What to do — Every line of the records that holds the word "this" should be copied.

Provided data —
*** Begin section ***
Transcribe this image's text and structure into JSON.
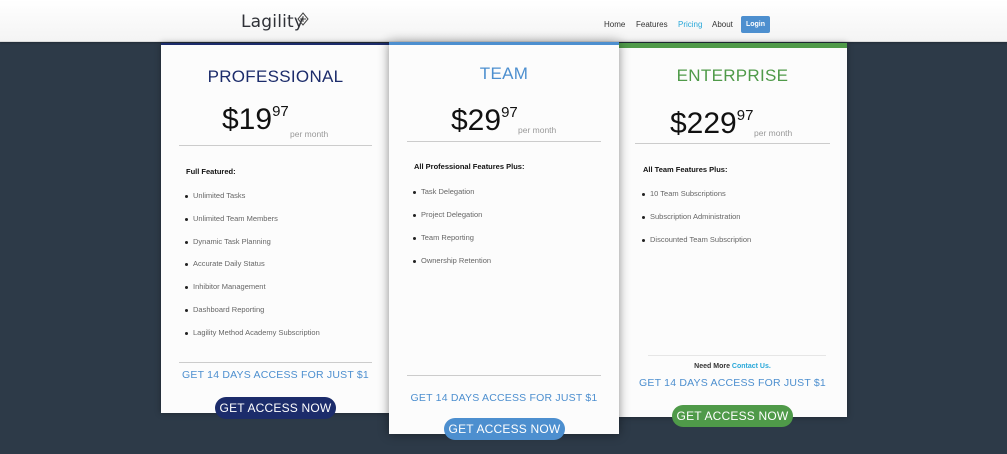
{
  "header": {
    "logo_text": "Lagility",
    "nav": {
      "home": "Home",
      "features": "Features",
      "pricing": "Pricing",
      "about": "About",
      "login": "Login"
    }
  },
  "plans": [
    {
      "title": "PROFESSIONAL",
      "price_main": "$19",
      "price_cents": "97",
      "period": "per month",
      "features_heading": "Full Featured:",
      "features": [
        "Unlimited Tasks",
        "Unlimited Team Members",
        "Dynamic Task Planning",
        "Accurate Daily Status",
        "Inhibitor Management",
        "Dashboard Reporting",
        "Lagility Method Academy Subscription"
      ],
      "trial_text": "GET 14 DAYS ACCESS FOR JUST $1",
      "cta": "GET ACCESS NOW",
      "accent": "#1c2c6b"
    },
    {
      "title": "TEAM",
      "price_main": "$29",
      "price_cents": "97",
      "period": "per month",
      "features_heading": "All Professional Features Plus:",
      "features": [
        "Task Delegation",
        "Project Delegation",
        "Team Reporting",
        "Ownership Retention"
      ],
      "trial_text": "GET 14 DAYS ACCESS FOR JUST $1",
      "cta": "GET ACCESS NOW",
      "accent": "#4d8fcf"
    },
    {
      "title": "ENTERPRISE",
      "price_main": "$229",
      "price_cents": "97",
      "period": "per month",
      "features_heading": "All Team Features Plus:",
      "features": [
        "10 Team Subscriptions",
        "Subscription Administration",
        "Discounted Team Subscription"
      ],
      "contact_prefix": "Need More",
      "contact_link": "Contact Us.",
      "trial_text": "GET 14 DAYS ACCESS FOR JUST $1",
      "cta": "GET ACCESS NOW",
      "accent": "#4f9a49"
    }
  ]
}
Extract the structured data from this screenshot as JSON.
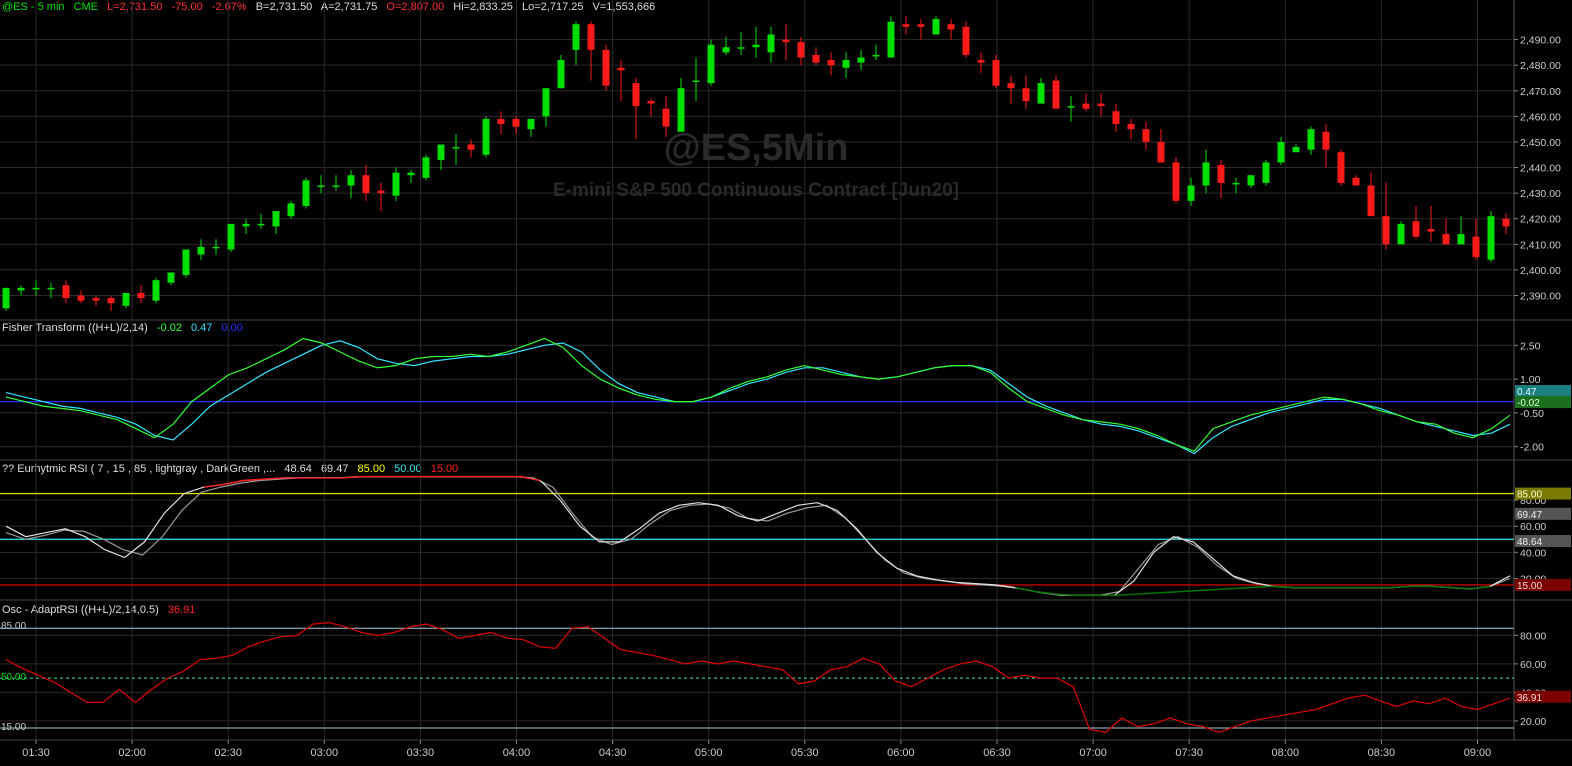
{
  "header": {
    "symbol": "@ES - 5 min",
    "exchange": "CME",
    "last": "L=2,731.50",
    "change": "-75.00",
    "change_pct": "-2.67%",
    "bid": "B=2,731.50",
    "ask": "A=2,731.75",
    "open": "O=2,807.00",
    "high": "Hi=2,833.25",
    "low": "Lo=2,717.25",
    "volume": "V=1,553,666"
  },
  "watermark": {
    "symbol": "@ES,5Min",
    "description": "E-mini S&P 500 Continuous Contract [Jun20]"
  },
  "panes": {
    "fisher": {
      "title": "Fisher Transform ((H+L)/2,14)",
      "v1": "-0.02",
      "v2": "0.47",
      "v3": "0.00"
    },
    "rsi": {
      "title": "?? Eurhytmic RSI ( 7 , 15 , 85 , lightgray , DarkGreen ,...",
      "v1": "48.64",
      "v2": "69.47",
      "v3": "85.00",
      "v4": "50.00",
      "v5": "15.00"
    },
    "osc": {
      "title": "Osc - AdaptRSI ((H+L)/2,14,0.5)",
      "v1": "36.91",
      "lvl_hi": "85.00",
      "lvl_mid": "50.00",
      "lvl_lo": "15.00"
    }
  },
  "colors": {
    "up": "#00e000",
    "down": "#ff1a1a",
    "fisher_a": "#33ff33",
    "fisher_b": "#33e6ff",
    "zero": "#2233ff",
    "rsi_fast": "#e0e0e0",
    "rsi_slow": "#9a9a9a",
    "rsi_red": "#ff1a1a",
    "rsi_green": "#007700",
    "band85": "#d6d600",
    "band50": "#33e6e6",
    "band15": "#c40000",
    "osc": "#e00000"
  },
  "chart_data": [
    {
      "type": "candlestick",
      "title": "@ES - 5 min",
      "x": [
        "01:30",
        "02:00",
        "02:30",
        "03:00",
        "03:30",
        "04:00",
        "04:30",
        "05:00",
        "05:30",
        "06:00",
        "06:30",
        "07:00",
        "07:30",
        "08:00",
        "08:30",
        "09:00"
      ],
      "ylim": [
        2382,
        2500
      ],
      "yticks": [
        2390,
        2400,
        2410,
        2420,
        2430,
        2440,
        2450,
        2460,
        2470,
        2480,
        2490
      ],
      "ytick_labels": [
        "2,390.00",
        "2,400.00",
        "2,410.00",
        "2,420.00",
        "2,430.00",
        "2,440.00",
        "2,450.00",
        "2,460.00",
        "2,470.00",
        "2,480.00",
        "2,490.00"
      ],
      "candles": [
        [
          2385,
          2393,
          2384,
          2393
        ],
        [
          2392,
          2394,
          2390,
          2393
        ],
        [
          2393,
          2396,
          2390,
          2393
        ],
        [
          2393,
          2395,
          2389,
          2393
        ],
        [
          2394,
          2396,
          2387,
          2389
        ],
        [
          2390,
          2392,
          2387,
          2388
        ],
        [
          2389,
          2390,
          2386,
          2388
        ],
        [
          2389,
          2390,
          2384,
          2387
        ],
        [
          2386,
          2391,
          2385,
          2391
        ],
        [
          2391,
          2394,
          2387,
          2389
        ],
        [
          2388,
          2397,
          2387,
          2396
        ],
        [
          2395,
          2399,
          2394,
          2399
        ],
        [
          2398,
          2408,
          2397,
          2408
        ],
        [
          2406,
          2412,
          2404,
          2409
        ],
        [
          2409,
          2412,
          2406,
          2409
        ],
        [
          2408,
          2418,
          2407,
          2418
        ],
        [
          2417,
          2420,
          2414,
          2418
        ],
        [
          2418,
          2422,
          2416,
          2418
        ],
        [
          2417,
          2423,
          2414,
          2423
        ],
        [
          2421,
          2427,
          2420,
          2426
        ],
        [
          2425,
          2436,
          2424,
          2435
        ],
        [
          2433,
          2437,
          2430,
          2433
        ],
        [
          2433,
          2437,
          2431,
          2433
        ],
        [
          2433,
          2439,
          2428,
          2437
        ],
        [
          2437,
          2441,
          2427,
          2430
        ],
        [
          2431,
          2434,
          2423,
          2430
        ],
        [
          2429,
          2440,
          2427,
          2438
        ],
        [
          2437,
          2439,
          2434,
          2438
        ],
        [
          2436,
          2445,
          2435,
          2444
        ],
        [
          2443,
          2448,
          2439,
          2449
        ],
        [
          2448,
          2453,
          2441,
          2448
        ],
        [
          2449,
          2451,
          2444,
          2447
        ],
        [
          2445,
          2460,
          2444,
          2459
        ],
        [
          2459,
          2462,
          2453,
          2457
        ],
        [
          2459,
          2460,
          2453,
          2456
        ],
        [
          2455,
          2459,
          2452,
          2459
        ],
        [
          2460,
          2471,
          2456,
          2471
        ],
        [
          2471,
          2484,
          2471,
          2482
        ],
        [
          2486,
          2497,
          2480,
          2496
        ],
        [
          2496,
          2497,
          2474,
          2486
        ],
        [
          2486,
          2488,
          2470,
          2472
        ],
        [
          2479,
          2482,
          2466,
          2478
        ],
        [
          2473,
          2475,
          2451,
          2464
        ],
        [
          2466,
          2467,
          2460,
          2465
        ],
        [
          2463,
          2468,
          2452,
          2456
        ],
        [
          2454,
          2475,
          2454,
          2471
        ],
        [
          2474,
          2483,
          2466,
          2474
        ],
        [
          2473,
          2490,
          2472,
          2488
        ],
        [
          2485,
          2491,
          2484,
          2487
        ],
        [
          2487,
          2493,
          2484,
          2487
        ],
        [
          2487,
          2495,
          2483,
          2488
        ],
        [
          2485,
          2495,
          2481,
          2492
        ],
        [
          2490,
          2496,
          2482,
          2489
        ],
        [
          2489,
          2491,
          2480,
          2483
        ],
        [
          2484,
          2487,
          2480,
          2481
        ],
        [
          2482,
          2485,
          2476,
          2480
        ],
        [
          2479,
          2485,
          2475,
          2482
        ],
        [
          2481,
          2486,
          2478,
          2483
        ],
        [
          2484,
          2488,
          2482,
          2484
        ],
        [
          2483,
          2499,
          2483,
          2497
        ],
        [
          2496,
          2499,
          2492,
          2495
        ],
        [
          2496,
          2498,
          2490,
          2495
        ],
        [
          2492,
          2499,
          2492,
          2498
        ],
        [
          2496,
          2498,
          2490,
          2494
        ],
        [
          2495,
          2497,
          2483,
          2484
        ],
        [
          2482,
          2485,
          2477,
          2481
        ],
        [
          2482,
          2484,
          2471,
          2472
        ],
        [
          2473,
          2476,
          2465,
          2471
        ],
        [
          2471,
          2476,
          2463,
          2466
        ],
        [
          2465,
          2475,
          2465,
          2473
        ],
        [
          2474,
          2476,
          2463,
          2463
        ],
        [
          2464,
          2468,
          2458,
          2464
        ],
        [
          2465,
          2469,
          2462,
          2463
        ],
        [
          2465,
          2469,
          2460,
          2464
        ],
        [
          2462,
          2465,
          2454,
          2457
        ],
        [
          2457,
          2459,
          2451,
          2455
        ],
        [
          2455,
          2458,
          2447,
          2450
        ],
        [
          2450,
          2455,
          2444,
          2442
        ],
        [
          2442,
          2444,
          2426,
          2427
        ],
        [
          2427,
          2436,
          2425,
          2433
        ],
        [
          2433,
          2447,
          2430,
          2442
        ],
        [
          2441,
          2443,
          2428,
          2434
        ],
        [
          2434,
          2436,
          2430,
          2434
        ],
        [
          2433,
          2437,
          2432,
          2437
        ],
        [
          2434,
          2443,
          2433,
          2442
        ],
        [
          2442,
          2452,
          2441,
          2450
        ],
        [
          2446,
          2449,
          2446,
          2448
        ],
        [
          2447,
          2456,
          2445,
          2455
        ],
        [
          2454,
          2457,
          2440,
          2447
        ],
        [
          2446,
          2447,
          2433,
          2434
        ],
        [
          2436,
          2437,
          2433,
          2433
        ],
        [
          2433,
          2438,
          2422,
          2421
        ],
        [
          2421,
          2434,
          2408,
          2410
        ],
        [
          2410,
          2419,
          2410,
          2418
        ],
        [
          2419,
          2425,
          2412,
          2413
        ],
        [
          2416,
          2425,
          2411,
          2415
        ],
        [
          2414,
          2420,
          2411,
          2410
        ],
        [
          2410,
          2421,
          2410,
          2414
        ],
        [
          2413,
          2420,
          2404,
          2405
        ],
        [
          2404,
          2423,
          2403,
          2421
        ],
        [
          2420,
          2422,
          2414,
          2417
        ]
      ]
    },
    {
      "type": "line",
      "title": "Fisher Transform ((H+L)/2,14)",
      "ylim": [
        -2.5,
        3.0
      ],
      "yticks": [
        2.5,
        1.0,
        -0.5,
        -2.0
      ],
      "ytick_labels": [
        "2.50",
        "1.00",
        "-0.50",
        "-2.00"
      ],
      "series": [
        {
          "name": "-0.02",
          "values": [
            0.2,
            0.0,
            -0.2,
            -0.3,
            -0.4,
            -0.6,
            -0.8,
            -1.2,
            -1.6,
            -1.0,
            0.0,
            0.6,
            1.2,
            1.5,
            1.9,
            2.3,
            2.8,
            2.6,
            2.2,
            1.8,
            1.5,
            1.6,
            1.9,
            2.0,
            2.0,
            2.1,
            2.0,
            2.2,
            2.5,
            2.8,
            2.4,
            1.6,
            1.0,
            0.6,
            0.3,
            0.1,
            0.0,
            0.0,
            0.2,
            0.6,
            0.9,
            1.1,
            1.4,
            1.6,
            1.4,
            1.2,
            1.1,
            1.0,
            1.1,
            1.3,
            1.5,
            1.6,
            1.6,
            1.3,
            0.6,
            0.0,
            -0.3,
            -0.6,
            -0.8,
            -0.9,
            -1.0,
            -1.2,
            -1.5,
            -1.9,
            -2.2,
            -1.2,
            -0.9,
            -0.6,
            -0.4,
            -0.2,
            0.0,
            0.2,
            0.1,
            -0.1,
            -0.4,
            -0.6,
            -0.9,
            -1.0,
            -1.4,
            -1.6,
            -1.2,
            -0.6
          ]
        },
        {
          "name": "0.47",
          "values": [
            0.4,
            0.2,
            0.0,
            -0.2,
            -0.3,
            -0.5,
            -0.7,
            -1.0,
            -1.5,
            -1.7,
            -1.0,
            -0.2,
            0.3,
            0.8,
            1.3,
            1.7,
            2.1,
            2.5,
            2.7,
            2.4,
            1.9,
            1.7,
            1.6,
            1.8,
            1.9,
            2.0,
            2.0,
            2.1,
            2.3,
            2.5,
            2.6,
            2.2,
            1.4,
            0.8,
            0.4,
            0.2,
            0.0,
            0.0,
            0.2,
            0.5,
            0.8,
            1.0,
            1.3,
            1.5,
            1.5,
            1.3,
            1.1,
            1.0,
            1.1,
            1.3,
            1.5,
            1.6,
            1.6,
            1.4,
            0.8,
            0.2,
            -0.2,
            -0.5,
            -0.8,
            -1.0,
            -1.1,
            -1.3,
            -1.6,
            -1.9,
            -2.3,
            -1.6,
            -1.1,
            -0.8,
            -0.5,
            -0.3,
            -0.1,
            0.1,
            0.1,
            -0.1,
            -0.3,
            -0.6,
            -0.9,
            -1.1,
            -1.3,
            -1.5,
            -1.4,
            -1.0
          ]
        }
      ],
      "zero_line": 0.0
    },
    {
      "type": "line",
      "title": "?? Eurhytmic RSI ( 7 , 15 , 85 , lightgray , DarkGreen ,...",
      "ylim": [
        5,
        100
      ],
      "yticks": [
        80,
        60,
        40,
        20
      ],
      "ytick_labels": [
        "80.00",
        "60.00",
        "40.00",
        "20.00"
      ],
      "levels": [
        85,
        50,
        15
      ],
      "series": [
        {
          "name": "48.64",
          "values": [
            60,
            52,
            55,
            58,
            52,
            42,
            36,
            48,
            70,
            85,
            90,
            92,
            95,
            96,
            97,
            97,
            97,
            97,
            98,
            98,
            98,
            98,
            98,
            98,
            98,
            98,
            98,
            95,
            80,
            60,
            48,
            48,
            58,
            70,
            76,
            78,
            76,
            68,
            64,
            70,
            76,
            78,
            72,
            58,
            40,
            28,
            22,
            19,
            17,
            16,
            15,
            13,
            10,
            8,
            7,
            7,
            7,
            18,
            40,
            52,
            48,
            35,
            22,
            17,
            14,
            13,
            13,
            13,
            13,
            13,
            13,
            14,
            14,
            13,
            12,
            14,
            22
          ]
        },
        {
          "name": "69.47",
          "values": [
            55,
            50,
            53,
            57,
            56,
            50,
            42,
            38,
            52,
            72,
            86,
            90,
            93,
            95,
            96,
            97,
            97,
            97,
            98,
            98,
            98,
            98,
            98,
            98,
            98,
            98,
            98,
            97,
            90,
            70,
            52,
            46,
            50,
            62,
            72,
            76,
            77,
            74,
            66,
            64,
            70,
            74,
            76,
            66,
            50,
            34,
            24,
            20,
            18,
            16,
            15,
            14,
            12,
            9,
            7,
            7,
            7,
            10,
            28,
            46,
            52,
            44,
            30,
            20,
            16,
            14,
            13,
            13,
            13,
            13,
            13,
            13,
            14,
            14,
            13,
            12,
            14,
            20
          ]
        }
      ]
    },
    {
      "type": "line",
      "title": "Osc - AdaptRSI ((H+L)/2,14,0.5)",
      "ylim": [
        8,
        95
      ],
      "yticks": [
        80,
        60,
        40,
        20
      ],
      "ytick_labels": [
        "80.00",
        "60.00",
        "40.00",
        "20.00"
      ],
      "levels": [
        85,
        50,
        15
      ],
      "series": [
        {
          "name": "36.91",
          "values": [
            63,
            57,
            52,
            47,
            40,
            33,
            33,
            42,
            33,
            42,
            50,
            55,
            63,
            64,
            66,
            72,
            76,
            79,
            80,
            88,
            89,
            86,
            82,
            80,
            82,
            86,
            88,
            84,
            78,
            80,
            82,
            78,
            77,
            72,
            71,
            85,
            86,
            78,
            70,
            68,
            66,
            63,
            60,
            62,
            60,
            62,
            60,
            58,
            56,
            46,
            48,
            56,
            58,
            64,
            60,
            48,
            44,
            50,
            56,
            60,
            62,
            58,
            50,
            52,
            50,
            50,
            44,
            14,
            12,
            22,
            16,
            18,
            22,
            18,
            16,
            12,
            16,
            20,
            22,
            24,
            26,
            28,
            32,
            36,
            38,
            34,
            30,
            34,
            32,
            36,
            30,
            28,
            32,
            36
          ]
        }
      ]
    }
  ]
}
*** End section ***
Completed task —
Transcribe this image's text and structure into JSON.
Extract the structured data from this screenshot as JSON.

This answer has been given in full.